Goal Was Simple: Take Care of Their Own
During the first week of May, the sporting world fixates its attention upon Kentucky with the Kentucky Derby. The most prestigious event in horse racing, the pursuit of the Triple Crown has made “My Old Kentucky Home” a part of pop culture.
But in 2017, that home, the Bluegrass State, has also captured the attention of the amateur baseball world. While California, Florida, the Carolinas and Texas can boast some of the most traditional-laden programs in college baseball, only Kentucky, with the University of Louisville and University of Kentucky, can claim two top-six programs in Baseball America’s first May top 25 ranking. Before the chase for the Triple Crown began, the road to Omaha was being built to go through Kentucky. And one travel baseball organization has been instrumental in leading the charge of the Cardinals and Wildcats.
“Kentucky, throughout the nation, is thought of as a basketball state, but it truly is a hotbed for youth baseball,” said Kevin Clary the head coach of the 17u Louisville Slugger Prime Kentucky Baseball Club.
Based in Lexington, Kentucky, KBC has developed and sent some of Kentucky’s top prep players to the next level. Between the graduating classes of 2012 and 2016, they saw 121 players commit to a college or university. Included in that group is Louisville closer Lincoln Henzman and shortstop Devin Hairston, as well as Kentucky’s starting shortstop Connor Heady.
KBC has produced collegiate All-Americans, and top draft picks, but when the organization started in 2006 the goal was simple: take care of their own.
“The first goal was to take care of the kids in our state first,” Clary said.
KBC was established in a backroom of the Champions Sports Academy in Lexington. Clary, alongside Mark Blythe and Ken Jackson, were instructors at Champions. But each would go their separate way in the summer, coaching different teams throughout Kentucky. In an effort to best serve Kentucky, Jackson saw that the three became one.
“Mr. Jackson had young kids at the time, coming up through the travel program and we wanted to do it based on what we knew and to get all of the best players in one organization, not saturated throughout the state,” Clary said. “Mr. Jackson was very integral in it. He's a baseball visionary, a go-getter and he can put things together. Once we sat down and talked about it, it was a home run. He's was kind of the mastermind behind it.

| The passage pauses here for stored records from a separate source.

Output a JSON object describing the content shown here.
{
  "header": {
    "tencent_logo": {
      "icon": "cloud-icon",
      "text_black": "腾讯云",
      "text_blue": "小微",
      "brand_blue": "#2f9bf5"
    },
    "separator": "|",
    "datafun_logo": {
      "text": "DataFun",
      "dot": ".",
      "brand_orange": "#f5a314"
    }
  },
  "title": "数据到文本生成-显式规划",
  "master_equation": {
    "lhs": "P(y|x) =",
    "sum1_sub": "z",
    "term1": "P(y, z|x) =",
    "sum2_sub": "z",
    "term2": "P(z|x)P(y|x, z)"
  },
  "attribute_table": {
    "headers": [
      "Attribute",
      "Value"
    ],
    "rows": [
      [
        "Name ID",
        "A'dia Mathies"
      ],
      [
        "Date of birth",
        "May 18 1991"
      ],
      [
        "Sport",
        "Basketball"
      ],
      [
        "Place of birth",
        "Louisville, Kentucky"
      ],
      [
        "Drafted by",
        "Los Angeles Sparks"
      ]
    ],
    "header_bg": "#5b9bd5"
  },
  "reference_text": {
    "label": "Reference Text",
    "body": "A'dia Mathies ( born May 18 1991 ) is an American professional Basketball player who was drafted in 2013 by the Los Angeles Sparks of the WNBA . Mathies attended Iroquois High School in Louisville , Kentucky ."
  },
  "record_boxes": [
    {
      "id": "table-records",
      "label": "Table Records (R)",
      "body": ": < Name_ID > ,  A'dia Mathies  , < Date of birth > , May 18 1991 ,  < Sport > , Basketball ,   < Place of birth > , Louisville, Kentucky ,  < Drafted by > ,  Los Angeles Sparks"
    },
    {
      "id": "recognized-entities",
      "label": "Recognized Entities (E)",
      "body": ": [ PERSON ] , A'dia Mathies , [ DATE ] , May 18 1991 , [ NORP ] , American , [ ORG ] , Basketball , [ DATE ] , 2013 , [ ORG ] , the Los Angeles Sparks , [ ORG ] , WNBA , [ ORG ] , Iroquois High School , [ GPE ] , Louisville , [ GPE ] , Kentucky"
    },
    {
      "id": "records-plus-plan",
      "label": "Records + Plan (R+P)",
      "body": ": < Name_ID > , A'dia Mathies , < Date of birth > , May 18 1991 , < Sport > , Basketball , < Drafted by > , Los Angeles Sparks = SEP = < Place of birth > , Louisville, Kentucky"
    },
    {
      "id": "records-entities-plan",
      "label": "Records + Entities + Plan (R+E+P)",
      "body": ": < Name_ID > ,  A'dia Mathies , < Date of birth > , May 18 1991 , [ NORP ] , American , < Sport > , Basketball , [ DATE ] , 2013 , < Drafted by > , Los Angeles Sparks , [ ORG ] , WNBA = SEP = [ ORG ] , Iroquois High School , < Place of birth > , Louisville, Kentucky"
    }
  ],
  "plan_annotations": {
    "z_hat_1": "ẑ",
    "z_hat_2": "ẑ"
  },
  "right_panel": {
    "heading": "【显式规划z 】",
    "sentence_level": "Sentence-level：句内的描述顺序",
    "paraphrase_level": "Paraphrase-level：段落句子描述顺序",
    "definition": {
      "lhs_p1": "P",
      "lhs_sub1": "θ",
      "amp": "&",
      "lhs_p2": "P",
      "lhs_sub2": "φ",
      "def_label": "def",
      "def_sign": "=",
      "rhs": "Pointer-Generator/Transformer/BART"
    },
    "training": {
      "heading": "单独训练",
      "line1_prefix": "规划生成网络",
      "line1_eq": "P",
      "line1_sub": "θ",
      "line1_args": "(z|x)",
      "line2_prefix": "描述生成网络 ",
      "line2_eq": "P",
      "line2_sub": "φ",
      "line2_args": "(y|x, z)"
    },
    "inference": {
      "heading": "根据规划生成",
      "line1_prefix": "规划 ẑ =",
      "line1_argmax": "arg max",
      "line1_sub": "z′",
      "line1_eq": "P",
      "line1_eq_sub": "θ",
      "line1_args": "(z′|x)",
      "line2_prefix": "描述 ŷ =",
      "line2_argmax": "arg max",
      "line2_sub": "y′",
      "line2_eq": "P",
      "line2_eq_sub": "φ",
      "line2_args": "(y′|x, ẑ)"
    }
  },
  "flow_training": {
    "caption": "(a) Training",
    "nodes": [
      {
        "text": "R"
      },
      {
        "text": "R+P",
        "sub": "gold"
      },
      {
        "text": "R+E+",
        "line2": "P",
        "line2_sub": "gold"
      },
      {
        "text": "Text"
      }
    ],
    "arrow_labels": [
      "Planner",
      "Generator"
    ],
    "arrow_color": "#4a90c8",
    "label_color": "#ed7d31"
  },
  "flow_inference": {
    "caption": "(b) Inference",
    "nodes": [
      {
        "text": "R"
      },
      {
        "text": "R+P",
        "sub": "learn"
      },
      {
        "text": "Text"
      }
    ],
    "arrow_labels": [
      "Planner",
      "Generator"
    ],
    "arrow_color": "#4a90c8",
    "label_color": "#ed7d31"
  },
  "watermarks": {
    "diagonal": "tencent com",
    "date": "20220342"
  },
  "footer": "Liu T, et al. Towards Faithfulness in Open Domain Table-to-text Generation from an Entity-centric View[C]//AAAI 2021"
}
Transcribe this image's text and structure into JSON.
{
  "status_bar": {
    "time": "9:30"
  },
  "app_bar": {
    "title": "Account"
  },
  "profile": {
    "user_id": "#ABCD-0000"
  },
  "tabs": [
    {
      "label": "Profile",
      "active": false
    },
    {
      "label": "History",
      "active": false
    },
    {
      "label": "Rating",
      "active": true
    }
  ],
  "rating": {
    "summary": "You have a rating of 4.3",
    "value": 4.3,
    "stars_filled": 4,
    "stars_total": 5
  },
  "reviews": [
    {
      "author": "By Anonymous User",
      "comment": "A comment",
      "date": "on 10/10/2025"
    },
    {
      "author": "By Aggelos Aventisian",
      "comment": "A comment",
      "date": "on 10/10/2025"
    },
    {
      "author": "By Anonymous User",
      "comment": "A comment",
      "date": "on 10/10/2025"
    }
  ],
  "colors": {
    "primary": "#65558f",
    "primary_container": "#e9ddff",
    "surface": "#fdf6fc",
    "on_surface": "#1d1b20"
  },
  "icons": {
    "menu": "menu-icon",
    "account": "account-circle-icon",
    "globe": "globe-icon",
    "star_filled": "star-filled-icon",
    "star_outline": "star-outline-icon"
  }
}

“The philosophy came out of a meeting in the back of Champions, in the back room one night. We just all banned together and came up with the idea and it really took off from there.”
With 40,000 square feet of batting cages, bullpens, a weight room and office space, the Champions Sports Academy helps KBC provide year-round instruction and development. Clary calls Champions a Godsend, in not only being the place with the travel organization was birthed, but for the ability in identifying, developing and producing top players. Where some travel organizations start with one team and take off from there, KBC saw that there was a need to be an organization that saw the growth and development of players from junior high through high school, in an effort to make sure they were best serving Kentucky’s youth baseball players.
“Our initial goal was to be a premier organization from the ages of 13 to 18, every single year, and compete at the highest of highest levels with players from our state. We started from the get go, ages 13 all the way up to 18. We had six or seven teams that very first year,” Clary said.
“Lexington is a hotbed for youth baseball. We have some excellent youth programs that feed into our program. We capitalized on that in 2007. Started out with the Lexington kids, then ventured out to the surrounding areas, now there are kids from all over the state.”
Now, from the eastern part of the state, in the Appalachians, to the Mississippi at its west, KBC has border-to-border coverage within Kentucky. That’s exactly what Blythe, Clary and Jackson saw, creating an organization built on pride in Kentucky and the loyalty to those within.
“Loyalty is a big deal to use and it's served us well,” said Clary, leading the charge of amateur baseball in his old Kentucky home.